We know it’s not easy to keep up with everything that happens in the world of trucking. So here are the biggest stories from June focused on the latest truck trends, all in one place.
5. How you can start truck service benchmarking
Benchmarking brings together all of your service data, highlights best practices where they’re working and notes the areas that your shop needs to improve upon. It’s important to be sure, but where do you start?
Fleet Equipment’s Data Center has some thoughts on that. Watch the video below for tips from Lee Lackey, Noregon product manager.
Ford recently invited us out to see them in Detroit to take a look at their brand-new light-duty pickup truck offering: The 2022 Ford Maverick. Watch the video below to see all the details on Ford’s new hybrid pickup truck.
3. The truck market is still feeling pandemic effects, but for how long?
It has been, to put it mildly, an absolutely wild year for the U.S. economy, and by extension, the trucking industry. We had a sharp drop last spring, nearly just as sharp of a rise in the summer and fall, and a strong opening to 2021, but the most recent months’ numbers show a drop-off fueled by issues like the ongoing microchip shortage as well as the rising cost of materials such as steel.

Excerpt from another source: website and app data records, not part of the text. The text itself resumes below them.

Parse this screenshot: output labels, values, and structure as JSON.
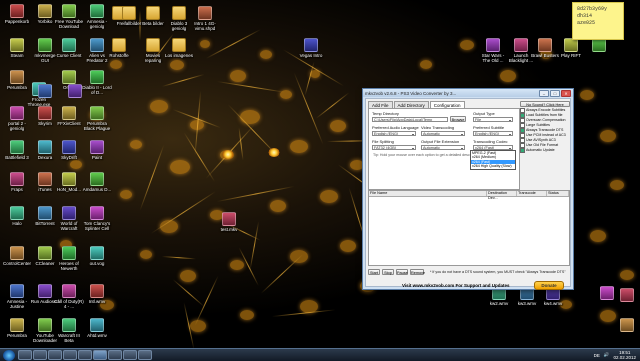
{
  "desktop": {
    "icons": [
      {
        "label": "Pappenkorb",
        "type": "file"
      },
      {
        "label": "Yorbiko",
        "type": "file"
      },
      {
        "label": "Free YouTube Download",
        "type": "file"
      },
      {
        "label": "Amnesia - geniolg",
        "type": "file"
      },
      {
        "label": "",
        "type": "folder"
      },
      {
        "label": "Freifallbilder",
        "type": "folder"
      },
      {
        "label": "Beta bilder",
        "type": "folder"
      },
      {
        "label": "Diablo 3 geniolg",
        "type": "folder"
      },
      {
        "label": "Intro 1 4G-vimu.shpd",
        "type": "file"
      },
      {
        "label": "Steam",
        "type": "file"
      },
      {
        "label": "mkvmerge GUI",
        "type": "file"
      },
      {
        "label": "Curse Client",
        "type": "file"
      },
      {
        "label": "Alien vs Predator 2",
        "type": "file"
      },
      {
        "label": "Rohstoffe",
        "type": "folder"
      },
      {
        "label": "Movies reparing",
        "type": "folder"
      },
      {
        "label": "Los imagenes",
        "type": "folder"
      },
      {
        "label": "Perumbra",
        "type": "file"
      },
      {
        "label": "Origin",
        "type": "file"
      },
      {
        "label": "Diablo II - Lord of D...",
        "type": "file"
      },
      {
        "label": "Frozen Throne.exe",
        "type": "file"
      },
      {
        "label": "",
        "type": "file"
      },
      {
        "label": "",
        "type": "file"
      },
      {
        "label": "portal 2 - geniolg",
        "type": "file"
      },
      {
        "label": "Skyrim",
        "type": "file"
      },
      {
        "label": "FFXivClient",
        "type": "file"
      },
      {
        "label": "Perumbra Black Plague",
        "type": "file"
      },
      {
        "label": "Battlefield 3",
        "type": "file"
      },
      {
        "label": "Dexura",
        "type": "file"
      },
      {
        "label": "SkyDrift",
        "type": "file"
      },
      {
        "label": "Paint",
        "type": "file"
      },
      {
        "label": "Fraps",
        "type": "file"
      },
      {
        "label": "iTunes",
        "type": "file"
      },
      {
        "label": "HoN_Mod...",
        "type": "file"
      },
      {
        "label": "Amdamus D...",
        "type": "file"
      },
      {
        "label": "Halo",
        "type": "file"
      },
      {
        "label": "BitTorrent",
        "type": "file"
      },
      {
        "label": "World of Warcraft",
        "type": "file"
      },
      {
        "label": "Tom Clancy's Splinter Cell",
        "type": "file"
      },
      {
        "label": "test.mkv",
        "type": "file"
      },
      {
        "label": "ControlCenter",
        "type": "file"
      },
      {
        "label": "CCleaner",
        "type": "file"
      },
      {
        "label": "Heroes of Newerth",
        "type": "file"
      },
      {
        "label": "out.vog",
        "type": "file"
      },
      {
        "label": "Amnesia - Justine",
        "type": "file"
      },
      {
        "label": "Run Audiosurf",
        "type": "file"
      },
      {
        "label": "Call of Duty(R) 4 - ...",
        "type": "file"
      },
      {
        "label": "Intl.wmv",
        "type": "file"
      },
      {
        "label": "Perumbra",
        "type": "file"
      },
      {
        "label": "YouTube Downloader",
        "type": "file"
      },
      {
        "label": "Warcraft III Beta",
        "type": "file"
      },
      {
        "label": "Ahtd.wmv",
        "type": "file"
      },
      {
        "label": "Vegas Intro",
        "type": "file"
      },
      {
        "label": "Star Wars - The Old ...",
        "type": "file"
      },
      {
        "label": "Launch Blacklight ...",
        "type": "file"
      },
      {
        "label": "Brawl Busters",
        "type": "file"
      },
      {
        "label": "Play RIFT",
        "type": "file"
      },
      {
        "label": "",
        "type": "file"
      },
      {
        "label": "kw2.wmv",
        "type": "file"
      },
      {
        "label": "kw3.wmv",
        "type": "file"
      },
      {
        "label": "kw4.wmv",
        "type": "file"
      },
      {
        "label": "",
        "type": "file"
      },
      {
        "label": "",
        "type": "file"
      },
      {
        "label": "",
        "type": "file"
      }
    ]
  },
  "sticky_note": {
    "lines": [
      "8d27b3y69y",
      "dh314",
      "aze025"
    ]
  },
  "app": {
    "title": "mkv2vob v2.6.8 - PS3 Video Converter by 3...",
    "tabs": [
      "Add File",
      "Add Directory",
      "Configuration"
    ],
    "active_tab": "Configuration",
    "temp_dir_label": "Temp Directory",
    "temp_dir_value": "C:\\Users\\Flip\\AppData\\Local\\Temp",
    "browse_label": "Browse",
    "output_type_label": "Output Type",
    "output_type_value": "File",
    "pref_audio_label": "Preferred Audio Language",
    "pref_audio_value": "English (ENG)",
    "video_transcoding_label": "Video Transcoding",
    "video_transcoding_value": "Automatic",
    "pref_subtitle_label": "Preferred Subtitle Language",
    "pref_subtitle_value": "English (ENG)",
    "file_splitting_label": "File Splitting",
    "file_splitting_value": "FAT32 (4GB)",
    "output_ext_label": "Output File Extension",
    "output_ext_value": "Automatic",
    "transcoding_codec_label": "Transcoding Codec",
    "transcoding_codec_value": "x264 (Fast)",
    "hint": "Tip: Hold your mouse over each option to get a detailed description",
    "dropdown_options": [
      "MPEG-2 (Fast)",
      "x264 (Medium)",
      "x264 (Fast)",
      "x264 High Quality (Slow)"
    ],
    "dropdown_selected_index": 2,
    "checks_title": "No Sound? Click Here",
    "checks": [
      {
        "label": "Always Encode Subtitles",
        "on": false
      },
      {
        "label": "Load Subtitles from file",
        "on": true
      },
      {
        "label": "Overscan Compensation",
        "on": false
      },
      {
        "label": "Large Subtitles",
        "on": false
      },
      {
        "label": "Always Transcode DTS",
        "on": true
      },
      {
        "label": "Use PCM instead of AC3",
        "on": false
      },
      {
        "label": "Use AVISynth AC3",
        "on": false
      },
      {
        "label": "Use Old File Format",
        "on": false
      },
      {
        "label": "Automatic Update",
        "on": true
      }
    ],
    "grid_columns": [
      "File Name",
      "Destination Dev...",
      "Transcode",
      "Status"
    ],
    "bottom_buttons": [
      "Start",
      "Stop",
      "Pause",
      "Remove"
    ],
    "dts_note": "* If you do not have a DTS sound system, you MUST check \"Always Transcode DTS\"",
    "website": "Visit www.mkv2vob.com For Support and Updates",
    "donate": "Donate"
  },
  "taskbar": {
    "apps": [
      "explorer",
      "firefox",
      "media",
      "chrome",
      "steam",
      "mkv2vob",
      "folder",
      "skype",
      "notes"
    ],
    "open_index": 5,
    "language": "DE",
    "time": "19:51",
    "date": "02.02.2012"
  }
}
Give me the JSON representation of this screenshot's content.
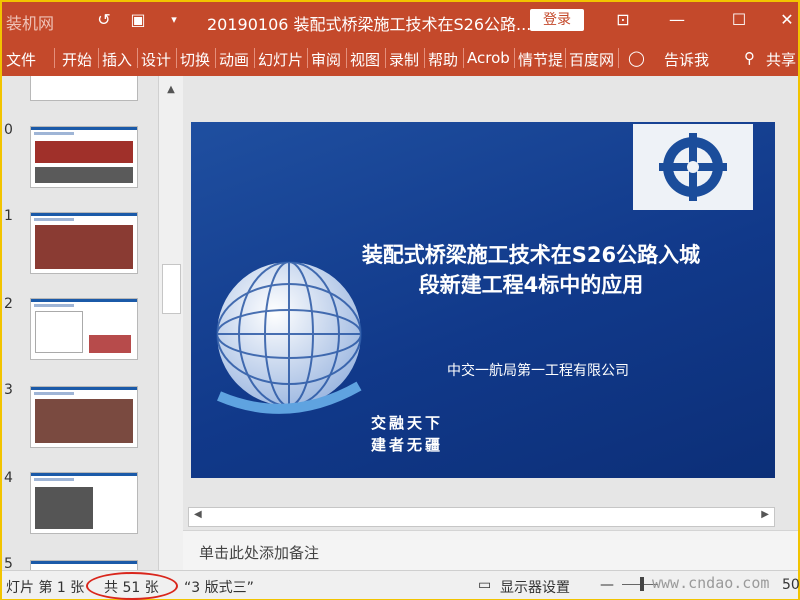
{
  "titlebar": {
    "watermark": "装机网",
    "document_title": "20190106 装配式桥梁施工技术在S26公路...",
    "login_label": "登录",
    "icons": [
      "undo-icon",
      "present-icon",
      "customize-icon",
      "ribbon-display-icon",
      "minimize-icon",
      "maximize-icon",
      "close-icon"
    ]
  },
  "ribbon": {
    "tabs": [
      "文件",
      "开始",
      "插入",
      "设计",
      "切换",
      "动画",
      "幻灯片",
      "审阅",
      "视图",
      "录制",
      "帮助",
      "Acrob",
      "情节提",
      "百度网"
    ],
    "tell_me": "告诉我",
    "share": "共享"
  },
  "thumbnails": {
    "numbers": [
      "0",
      "1",
      "2",
      "3",
      "4",
      "5"
    ]
  },
  "slide": {
    "title_line1": "装配式桥梁施工技术在S26公路入城",
    "title_line2": "段新建工程4标中的应用",
    "company": "中交一航局第一工程有限公司",
    "slogan_line1": "交融天下",
    "slogan_line2": "建者无疆",
    "colors": {
      "background": "#11398a",
      "accent": "#c4492b"
    }
  },
  "notes": {
    "placeholder": "单击此处添加备注"
  },
  "statusbar": {
    "slide_info": "灯片 第 1 张",
    "total": "共 51 张",
    "theme": "“3 版式三”",
    "display_settings": "显示器设置",
    "zoom": "50",
    "watermark": "www.cndao.com"
  }
}
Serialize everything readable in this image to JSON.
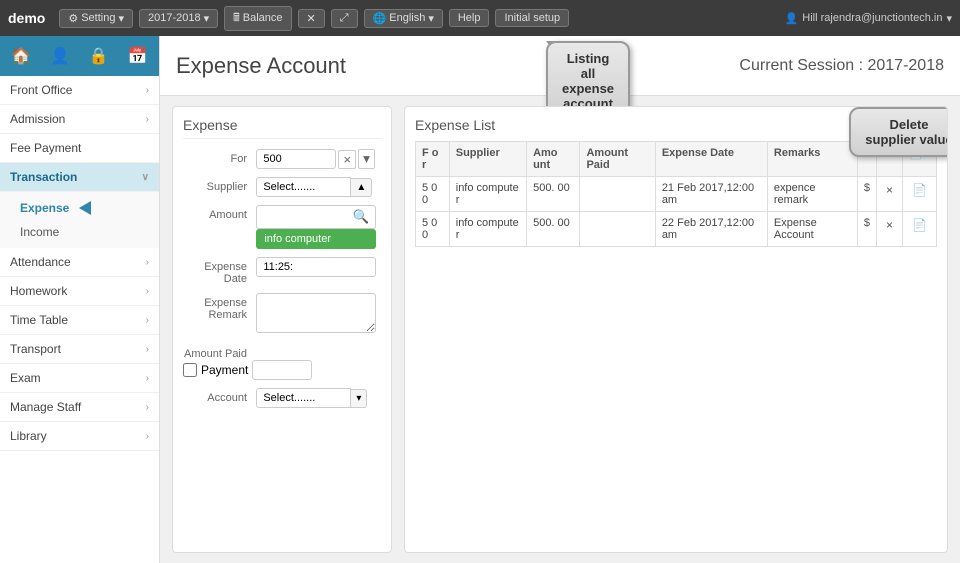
{
  "app": {
    "brand": "demo",
    "topbar": {
      "setting": "Setting",
      "year": "2017-2018",
      "balance": "Balance",
      "close_icon": "✕",
      "expand_icon": "⤢",
      "english": "English",
      "help": "Help",
      "initial_setup": "Initial setup",
      "user": "Hill rajendra@junctiontech.in"
    }
  },
  "sidebar": {
    "icons": [
      "🏠",
      "👤",
      "🔒",
      "📅"
    ],
    "items": [
      {
        "label": "Front Office",
        "has_arrow": true
      },
      {
        "label": "Admission",
        "has_arrow": true
      },
      {
        "label": "Fee Payment",
        "has_arrow": false
      },
      {
        "label": "Transaction",
        "active": true,
        "has_arrow": true
      },
      {
        "label": "Attendance",
        "has_arrow": true
      },
      {
        "label": "Homework",
        "has_arrow": true
      },
      {
        "label": "Time Table",
        "has_arrow": true
      },
      {
        "label": "Transport",
        "has_arrow": true
      },
      {
        "label": "Exam",
        "has_arrow": true
      },
      {
        "label": "Manage Staff",
        "has_arrow": true
      },
      {
        "label": "Library",
        "has_arrow": true
      }
    ],
    "sub_items": [
      {
        "label": "Expense",
        "active": true
      },
      {
        "label": "Income"
      }
    ]
  },
  "page": {
    "title": "Expense Account",
    "session": "Current Session : 2017-2018"
  },
  "annotations": {
    "listing": "Listing all expense account",
    "delete": "Delete supplier value"
  },
  "expense_form": {
    "title": "Expense",
    "for_label": "For",
    "for_value": "500",
    "supplier_label": "Supplier",
    "supplier_placeholder": "Select.......",
    "amount_label": "Amount",
    "search_icon": "🔍",
    "autocomplete": "info computer",
    "expense_date_label": "Expense Date",
    "expense_date_value": "11:25:",
    "expense_remark_label": "Expense Remark",
    "amount_paid_label": "Amount Paid",
    "payment_label": "Payment",
    "account_label": "Account",
    "account_placeholder": "Select.......",
    "select_label": "Select"
  },
  "expense_list": {
    "title": "Expense List",
    "columns": [
      "For",
      "Supplier",
      "Amount",
      "Amount Paid",
      "Expense Date",
      "Remarks",
      "$",
      "×",
      "📄"
    ],
    "rows": [
      {
        "for": "500",
        "supplier": "info computer",
        "amount": "500.00",
        "amount_paid": "",
        "expense_date": "21 Feb 2017,12:00 am",
        "remarks": "expence remark",
        "dollar": "$",
        "delete": "×",
        "doc": "📄"
      },
      {
        "for": "500",
        "supplier": "info computer",
        "amount": "500.00",
        "amount_paid": "",
        "expense_date": "22 Feb 2017,12:00 am",
        "remarks": "Expense Account",
        "dollar": "$",
        "delete": "×",
        "doc": "📄"
      }
    ]
  }
}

So what can fleets expect from the market the rest of this year, and what’s on the horizon for 2022? I spoke Don Ake, vice president of commercial vehicles for FTR, to find out how they’re seeing the market; you can hear his insight below.
Electric trucks might grab all the attention, but the question of how the truck service process is evolving reaches beyond battery electric equipment. There will be changes as electric trucks enter the market, to be sure, but change has already taken hold of the truck service process—from increasingly advanced remote diagnostics to complex logistics systems that aim to get (as the aftermarket often likes to repeat) the “right part, to the right place, at the right time.”
We put the question of technology’s impact on truck service to a panel of Navistar aftersales executives in the second part of our two-part conversation with Joe Kory, senior vice president of aftersales; Chintan Sopariwala, group vice president of parts; and Mark Reiter, vice president of service, all with Navistar, parent company of International Trucks.
Watch the video below:
1. Today’s vans are built for last mile delivery and driver comfort
Makers of light- and medium-duty vehicles such as cargo vans are making sure to design their vehicles and their various features with last mile in mind. After all, with such demand out there, the vehicles need to rise to the occasion—and that means the ability to navigate city streets, park and unload easily, and provide comfort and ease of use to drivers who may be new or inexperienced in the world of professional driving.
For more on this topic, read our story here.